- _DATASET RECORDS_:
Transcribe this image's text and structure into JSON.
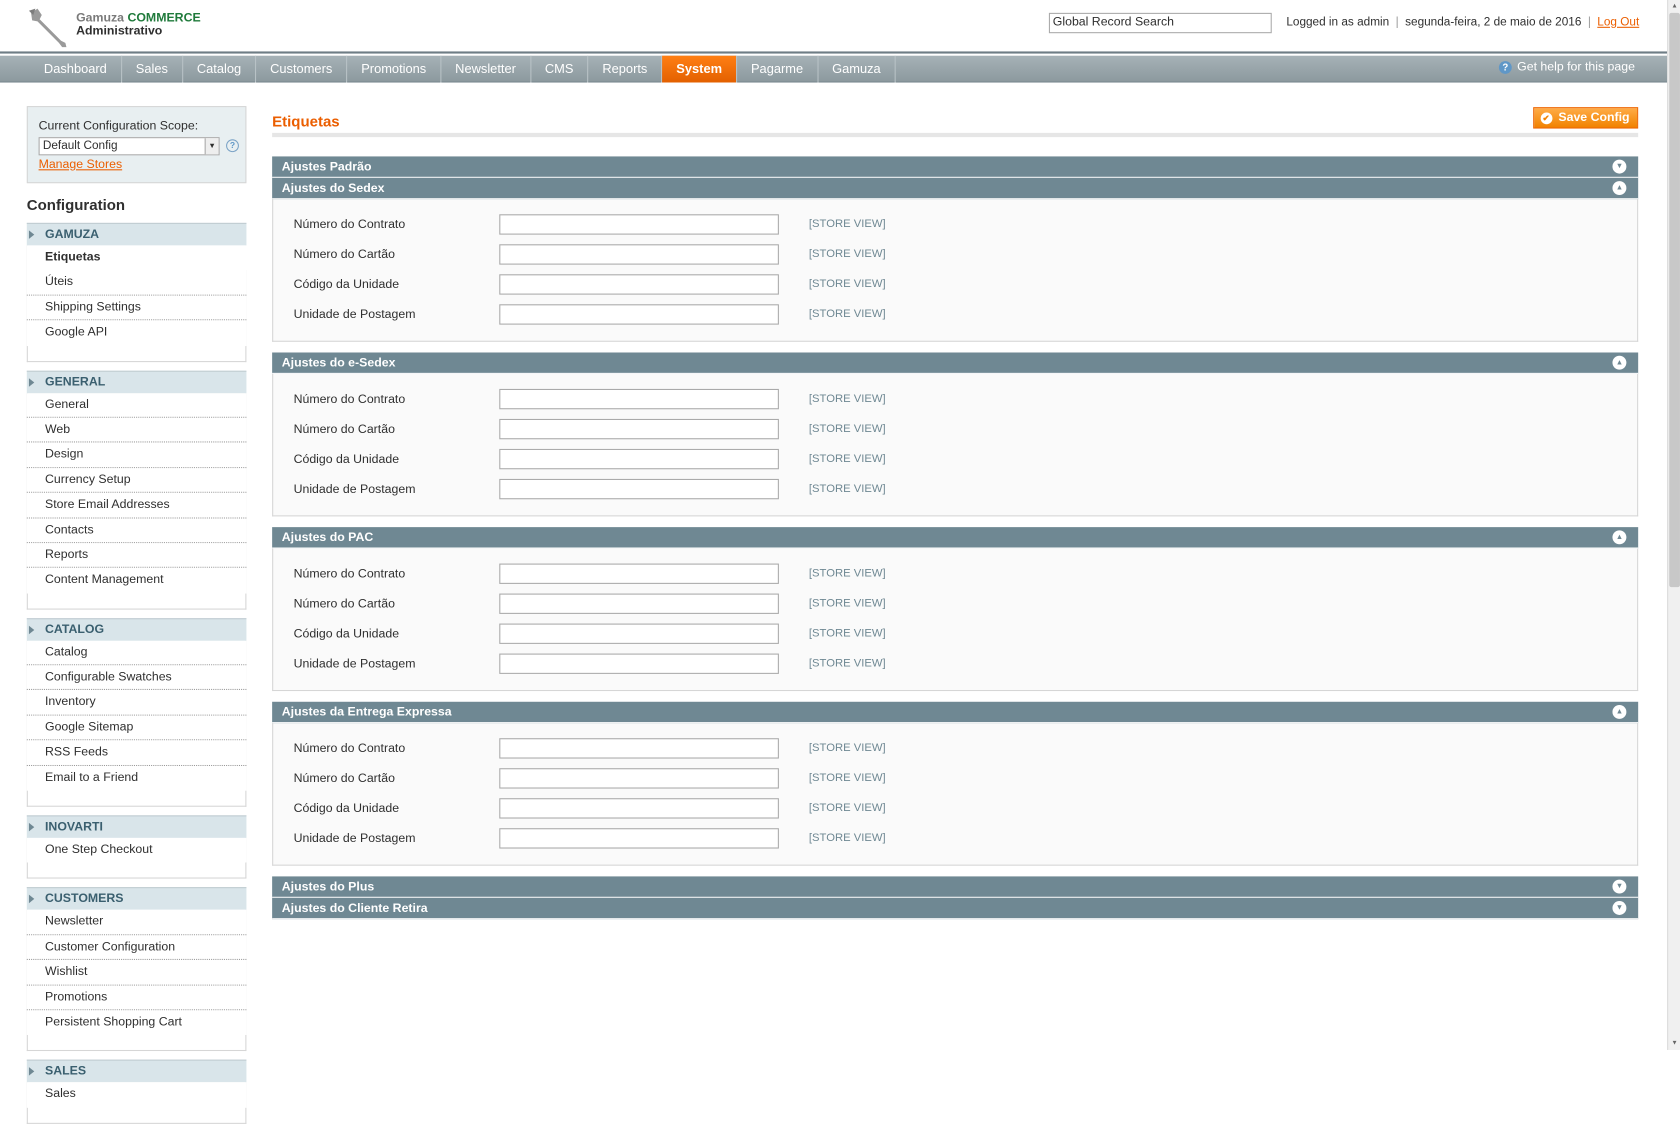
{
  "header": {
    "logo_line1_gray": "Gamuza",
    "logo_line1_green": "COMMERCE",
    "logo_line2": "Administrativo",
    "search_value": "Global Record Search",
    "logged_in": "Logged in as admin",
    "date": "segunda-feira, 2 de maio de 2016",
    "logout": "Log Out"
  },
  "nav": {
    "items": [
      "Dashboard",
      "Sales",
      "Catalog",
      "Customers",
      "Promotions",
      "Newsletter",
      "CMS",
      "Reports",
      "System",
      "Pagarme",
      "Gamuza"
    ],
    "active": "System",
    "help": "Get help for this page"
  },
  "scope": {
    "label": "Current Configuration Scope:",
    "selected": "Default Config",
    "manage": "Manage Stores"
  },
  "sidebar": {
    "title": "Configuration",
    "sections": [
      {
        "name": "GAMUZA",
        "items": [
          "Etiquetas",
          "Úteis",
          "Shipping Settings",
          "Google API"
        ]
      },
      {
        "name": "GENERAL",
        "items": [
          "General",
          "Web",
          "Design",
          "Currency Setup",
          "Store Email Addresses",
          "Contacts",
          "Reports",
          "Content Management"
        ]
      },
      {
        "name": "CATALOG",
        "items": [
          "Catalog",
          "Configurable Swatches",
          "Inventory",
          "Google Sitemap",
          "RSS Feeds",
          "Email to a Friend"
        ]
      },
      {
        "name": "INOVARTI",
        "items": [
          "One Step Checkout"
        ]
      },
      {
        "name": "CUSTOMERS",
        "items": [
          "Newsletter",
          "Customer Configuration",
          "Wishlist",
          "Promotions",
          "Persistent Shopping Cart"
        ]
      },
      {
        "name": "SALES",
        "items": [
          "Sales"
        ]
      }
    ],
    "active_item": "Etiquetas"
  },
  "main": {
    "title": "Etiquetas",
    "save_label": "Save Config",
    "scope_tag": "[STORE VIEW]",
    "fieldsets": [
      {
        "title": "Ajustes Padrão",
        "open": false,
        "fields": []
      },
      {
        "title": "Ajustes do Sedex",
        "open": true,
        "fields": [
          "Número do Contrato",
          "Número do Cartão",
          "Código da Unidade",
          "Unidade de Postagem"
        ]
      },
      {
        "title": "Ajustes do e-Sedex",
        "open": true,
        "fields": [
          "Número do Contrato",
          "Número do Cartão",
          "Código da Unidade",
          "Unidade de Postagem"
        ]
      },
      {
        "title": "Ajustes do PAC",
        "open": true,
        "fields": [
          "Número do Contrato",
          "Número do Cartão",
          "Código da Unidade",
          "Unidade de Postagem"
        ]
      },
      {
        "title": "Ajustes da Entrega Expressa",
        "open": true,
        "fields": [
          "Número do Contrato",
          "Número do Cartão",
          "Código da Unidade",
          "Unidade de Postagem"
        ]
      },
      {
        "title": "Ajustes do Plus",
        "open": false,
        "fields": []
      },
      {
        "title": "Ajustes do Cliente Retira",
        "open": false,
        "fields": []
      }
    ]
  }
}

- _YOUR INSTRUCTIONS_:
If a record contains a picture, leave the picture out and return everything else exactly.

- _ANSWER TO THIS TASK_:
Transcribe this image's text and structure into JSON.
{
  "header": {
    "logo_line1_gray": "Gamuza",
    "logo_line1_green": "COMMERCE",
    "logo_line2": "Administrativo",
    "search_value": "Global Record Search",
    "logged_in": "Logged in as admin",
    "date": "segunda-feira, 2 de maio de 2016",
    "logout": "Log Out"
  },
  "nav": {
    "items": [
      "Dashboard",
      "Sales",
      "Catalog",
      "Customers",
      "Promotions",
      "Newsletter",
      "CMS",
      "Reports",
      "System",
      "Pagarme",
      "Gamuza"
    ],
    "active": "System",
    "help": "Get help for this page"
  },
  "scope": {
    "label": "Current Configuration Scope:",
    "selected": "Default Config",
    "manage": "Manage Stores"
  },
  "sidebar": {
    "title": "Configuration",
    "sections": [
      {
        "name": "GAMUZA",
        "items": [
          "Etiquetas",
          "Úteis",
          "Shipping Settings",
          "Google API"
        ]
      },
      {
        "name": "GENERAL",
        "items": [
          "General",
          "Web",
          "Design",
          "Currency Setup",
          "Store Email Addresses",
          "Contacts",
          "Reports",
          "Content Management"
        ]
      },
      {
        "name": "CATALOG",
        "items": [
          "Catalog",
          "Configurable Swatches",
          "Inventory",
          "Google Sitemap",
          "RSS Feeds",
          "Email to a Friend"
        ]
      },
      {
        "name": "INOVARTI",
        "items": [
          "One Step Checkout"
        ]
      },
      {
        "name": "CUSTOMERS",
        "items": [
          "Newsletter",
          "Customer Configuration",
          "Wishlist",
          "Promotions",
          "Persistent Shopping Cart"
        ]
      },
      {
        "name": "SALES",
        "items": [
          "Sales"
        ]
      }
    ],
    "active_item": "Etiquetas"
  },
  "main": {
    "title": "Etiquetas",
    "save_label": "Save Config",
    "scope_tag": "[STORE VIEW]",
    "fieldsets": [
      {
        "title": "Ajustes Padrão",
        "open": false,
        "fields": []
      },
      {
        "title": "Ajustes do Sedex",
        "open": true,
        "fields": [
          "Número do Contrato",
          "Número do Cartão",
          "Código da Unidade",
          "Unidade de Postagem"
        ]
      },
      {
        "title": "Ajustes do e-Sedex",
        "open": true,
        "fields": [
          "Número do Contrato",
          "Número do Cartão",
          "Código da Unidade",
          "Unidade de Postagem"
        ]
      },
      {
        "title": "Ajustes do PAC",
        "open": true,
        "fields": [
          "Número do Contrato",
          "Número do Cartão",
          "Código da Unidade",
          "Unidade de Postagem"
        ]
      },
      {
        "title": "Ajustes da Entrega Expressa",
        "open": true,
        "fields": [
          "Número do Contrato",
          "Número do Cartão",
          "Código da Unidade",
          "Unidade de Postagem"
        ]
      },
      {
        "title": "Ajustes do Plus",
        "open": false,
        "fields": []
      },
      {
        "title": "Ajustes do Cliente Retira",
        "open": false,
        "fields": []
      }
    ]
  }
}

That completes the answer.